Q: As your business grows, what do you need from investors and policymakers? Do you think investors and policymakers have a good understanding of what the fashion industry needs?
Meiling: Banks don’t understand fashion as a business, and it shows in how they engage creatives and the financial support they offer. I should be able to get short-term financing to attend trade shows, which are a legitimate business expense that can drum up business. There should also be financing for machinery, workspace, and inputs. Fashion is a business, an industry, like any other. The financial services industry should learn about it and serve it better. Of course, it can be hard for new designers to set up an operation like mine, so I would also like to see a manufacturing hub of some kind, where designers can bring their visions and produce them as a one-stop shop. Additionally, government and donors need to fund trade schools, to increase technical skills and create new jobs.

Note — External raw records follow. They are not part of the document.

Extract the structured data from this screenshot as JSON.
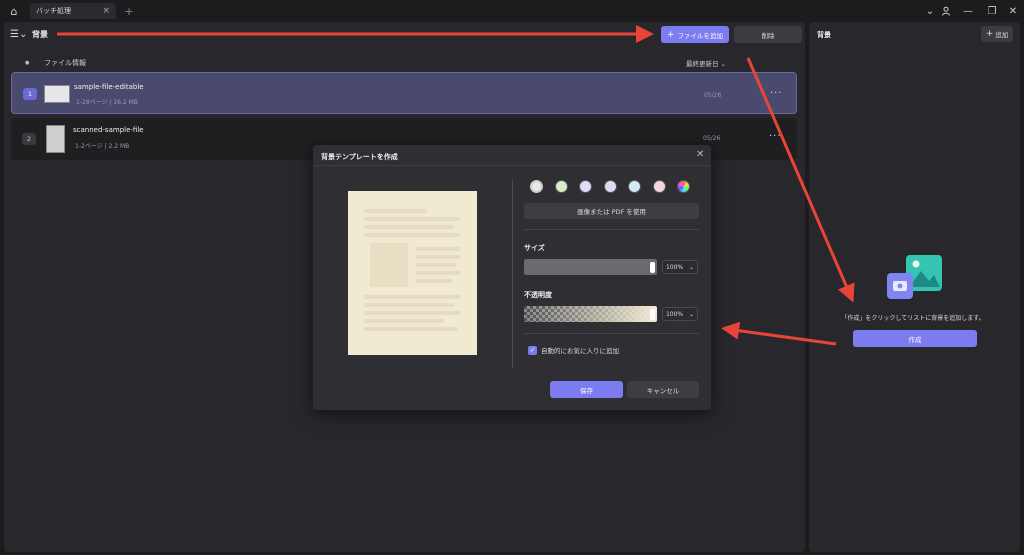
{
  "titlebar": {
    "tab_label": "バッチ処理",
    "tab_close": "×",
    "tab_add": "+",
    "window_controls": [
      "⌄",
      "👤",
      "—",
      "❐",
      "✕"
    ]
  },
  "left_panel": {
    "title": "背景",
    "menu_icon": "☰⌄",
    "add_file_label": "ファイルを追加",
    "add_icon": "+",
    "delete_label": "削除",
    "header_dot": "●",
    "header_fileinfo": "ファイル情報",
    "header_sort": "最終更新日 ⌄",
    "files": [
      {
        "index": "1",
        "name": "sample-file-editable",
        "meta": "1-28ページ  |  16.2 MB",
        "date": "05/26",
        "more": "···"
      },
      {
        "index": "2",
        "name": "scanned-sample-file",
        "meta": "1-2ページ  |  2.2 MB",
        "date": "05/26",
        "more": "···"
      }
    ]
  },
  "right_panel": {
    "title": "背景",
    "add_label": "追加",
    "add_icon": "+",
    "hint": "「作成」をクリックしてリストに背景を追加します。",
    "create_label": "作成"
  },
  "dialog": {
    "title": "背景テンプレートを作成",
    "close": "✕",
    "swatches": [
      "#e8e8e8",
      "#d7ecc8",
      "#dcdcf4",
      "#dcdcf4",
      "#d0ecf2",
      "#f6d6de",
      "rainbow"
    ],
    "use_image_label": "画像または PDF を使用",
    "size_label": "サイズ",
    "size_value": "100%",
    "opacity_label": "不透明度",
    "opacity_value": "100%",
    "dropdown_arrow": "⌄",
    "auto_favorite_label": "自動的にお気に入りに追加",
    "auto_favorite_checked": true,
    "checkmark": "✓",
    "save_label": "保存",
    "cancel_label": "キャンセル",
    "paper_color": "#f1ead2"
  },
  "colors": {
    "accent": "#7c7cf0",
    "annotation_arrow": "#e8443a"
  }
}
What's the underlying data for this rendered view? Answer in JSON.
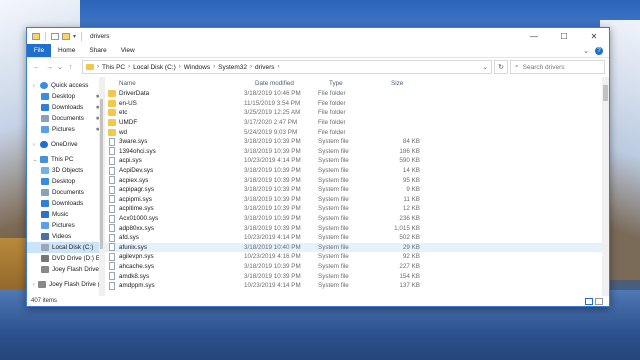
{
  "window": {
    "title": "drivers"
  },
  "ribbon": {
    "file": "File",
    "tabs": [
      "Home",
      "Share",
      "View"
    ]
  },
  "address": {
    "crumbs": [
      "This PC",
      "Local Disk (C:)",
      "Windows",
      "System32",
      "drivers"
    ],
    "search_placeholder": "Search drivers"
  },
  "nav": {
    "quick_access": "Quick access",
    "quick_items": [
      "Desktop",
      "Downloads",
      "Documents",
      "Pictures"
    ],
    "onedrive": "OneDrive",
    "this_pc": "This PC",
    "pc_items": [
      "3D Objects",
      "Desktop",
      "Documents",
      "Downloads",
      "Music",
      "Pictures",
      "Videos",
      "Local Disk (C:)",
      "DVD Drive (D:) E!",
      "Joey Flash Drive"
    ],
    "flash": "Joey Flash Drive (E"
  },
  "columns": {
    "name": "Name",
    "date": "Date modified",
    "type": "Type",
    "size": "Size"
  },
  "files": [
    {
      "name": "DriverData",
      "date": "3/18/2019 10:46 PM",
      "type": "File folder",
      "size": "",
      "kind": "folder"
    },
    {
      "name": "en-US",
      "date": "11/15/2019 3:54 PM",
      "type": "File folder",
      "size": "",
      "kind": "folder"
    },
    {
      "name": "etc",
      "date": "3/25/2019 12:25 AM",
      "type": "File folder",
      "size": "",
      "kind": "folder"
    },
    {
      "name": "UMDF",
      "date": "3/17/2020 2:47 PM",
      "type": "File folder",
      "size": "",
      "kind": "folder"
    },
    {
      "name": "wd",
      "date": "5/24/2019 9:03 PM",
      "type": "File folder",
      "size": "",
      "kind": "folder"
    },
    {
      "name": "3ware.sys",
      "date": "3/18/2019 10:39 PM",
      "type": "System file",
      "size": "84 KB",
      "kind": "file"
    },
    {
      "name": "1394ohci.sys",
      "date": "3/18/2019 10:39 PM",
      "type": "System file",
      "size": "186 KB",
      "kind": "file"
    },
    {
      "name": "acpi.sys",
      "date": "10/23/2019 4:14 PM",
      "type": "System file",
      "size": "590 KB",
      "kind": "file"
    },
    {
      "name": "AcpiDev.sys",
      "date": "3/18/2019 10:39 PM",
      "type": "System file",
      "size": "14 KB",
      "kind": "file"
    },
    {
      "name": "acpiex.sys",
      "date": "3/18/2019 10:39 PM",
      "type": "System file",
      "size": "95 KB",
      "kind": "file"
    },
    {
      "name": "acpipagr.sys",
      "date": "3/18/2019 10:39 PM",
      "type": "System file",
      "size": "9 KB",
      "kind": "file"
    },
    {
      "name": "acpipmi.sys",
      "date": "3/18/2019 10:39 PM",
      "type": "System file",
      "size": "11 KB",
      "kind": "file"
    },
    {
      "name": "acpitime.sys",
      "date": "3/18/2019 10:39 PM",
      "type": "System file",
      "size": "12 KB",
      "kind": "file"
    },
    {
      "name": "Acx01000.sys",
      "date": "3/18/2019 10:39 PM",
      "type": "System file",
      "size": "236 KB",
      "kind": "file"
    },
    {
      "name": "adp80xx.sys",
      "date": "3/18/2019 10:39 PM",
      "type": "System file",
      "size": "1,015 KB",
      "kind": "file"
    },
    {
      "name": "afd.sys",
      "date": "10/23/2019 4:14 PM",
      "type": "System file",
      "size": "502 KB",
      "kind": "file"
    },
    {
      "name": "afunix.sys",
      "date": "3/18/2019 10:40 PM",
      "type": "System file",
      "size": "29 KB",
      "kind": "file"
    },
    {
      "name": "agilevpn.sys",
      "date": "10/23/2019 4:16 PM",
      "type": "System file",
      "size": "92 KB",
      "kind": "file"
    },
    {
      "name": "ahcache.sys",
      "date": "3/18/2019 10:39 PM",
      "type": "System file",
      "size": "227 KB",
      "kind": "file"
    },
    {
      "name": "amdk8.sys",
      "date": "3/18/2019 10:39 PM",
      "type": "System file",
      "size": "154 KB",
      "kind": "file"
    },
    {
      "name": "amdppm.sys",
      "date": "10/23/2019 4:14 PM",
      "type": "System file",
      "size": "137 KB",
      "kind": "file"
    }
  ],
  "status": {
    "count": "407 items"
  },
  "colors": {
    "accent": "#1e6fcf",
    "folder": "#f3c94d",
    "selected": "#cce4f7"
  }
}
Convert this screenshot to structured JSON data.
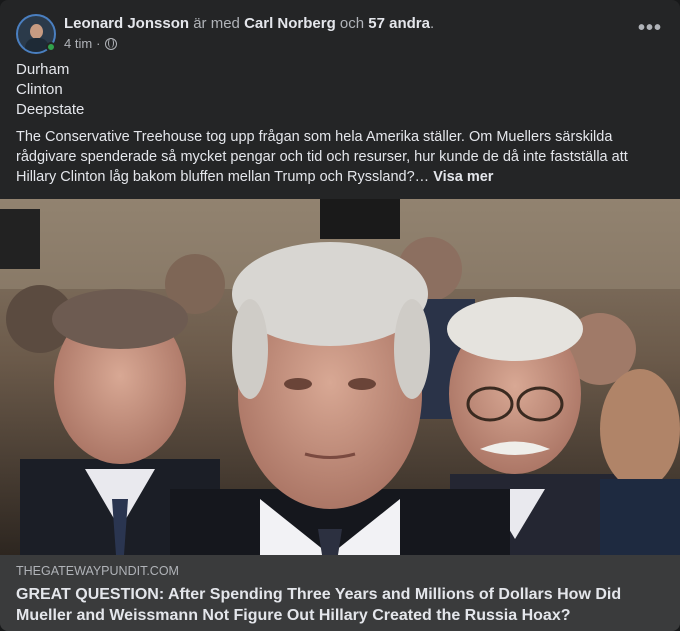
{
  "post": {
    "author": "Leonard Jonsson",
    "with_text": "är med",
    "tagged": "Carl Norberg",
    "and_text": "och",
    "others": "57 andra",
    "period": ".",
    "time": "4 tim",
    "separator": "·",
    "privacy_icon": "globe-icon",
    "more_icon": "more-options-icon",
    "more_label": "•••"
  },
  "content": {
    "tags": [
      "Durham",
      "Clinton",
      "Deepstate"
    ],
    "body": "The Conservative Treehouse tog upp frågan som hela Amerika ställer. Om Muellers särskilda rådgivare spenderade så mycket pengar och tid och resurser, hur kunde de då inte fastställa att Hillary Clinton låg bakom bluffen mellan Trump och Ryssland?…",
    "see_more": "Visa mer"
  },
  "link_preview": {
    "domain": "THEGATEWAYPUNDIT.COM",
    "title": "GREAT QUESTION: After Spending Three Years and Millions of Dollars How Did Mueller and Weissmann Not Figure Out Hillary Created the Russia Hoax?"
  },
  "colors": {
    "card_bg": "#242526",
    "link_bg": "#3a3b3c",
    "text_primary": "#e4e6eb",
    "text_secondary": "#b0b3b8",
    "online": "#31a24c"
  }
}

Govea: Public policy should create an enabling ecosystem for social entrepreneurship, to optimize impact. Specifically for fashion, there are still barriers, like the lack of regulation and legal frameworks for artisans, who can be forgotten completely by the economy because of their location and lack of education. Additionally, the business case for social impact should be better understood by banks and other funders.
Q: What advantages do you see in the American and European fashion industries that you wish you could benefit from in Mexico and throughout Latin America and the Caribbean?
Meiling: The main advantages I see in the American and European markets are the availability and abundance of skilled labor, of fabrics, and of trade shows. There is training from top design schools, and there are resources to get creations to market. Still, accessing those resources is expensive for us in the Caribbean. As I look for growth, I’m looking closer to home — to my established market in the Caribbean, but also to South America. I’m exploring textiles and knits from Bolivia, I want to see fair garment work for Venezuelan immigrants in Trinidad, and I would like my clothes to sell on the South American continent, too. I’m advising young designers the same thing — to look towards your region for customers, suppliers, fabrics, and growth in general.
The handmade, artisanal quality of Meiling’s designs attracts clients. Photo by: Emily Sandifer
Govea: In my opinion, the U.S.A. and the E.U. have great supply chain management, supply chain financing, more support from government, and more flexibility in business models. The advantages that we should capitalize on at home are our incredible culture and history. We have something relevant to say through our collections about our roots, our heritage. With this history we can compete.
Aida Sykes is a private sector development specialist at IFC, focused on financial services, gender, and the creative industries. She is based in Dar es Salaam, Tanzania.
Published in June 2022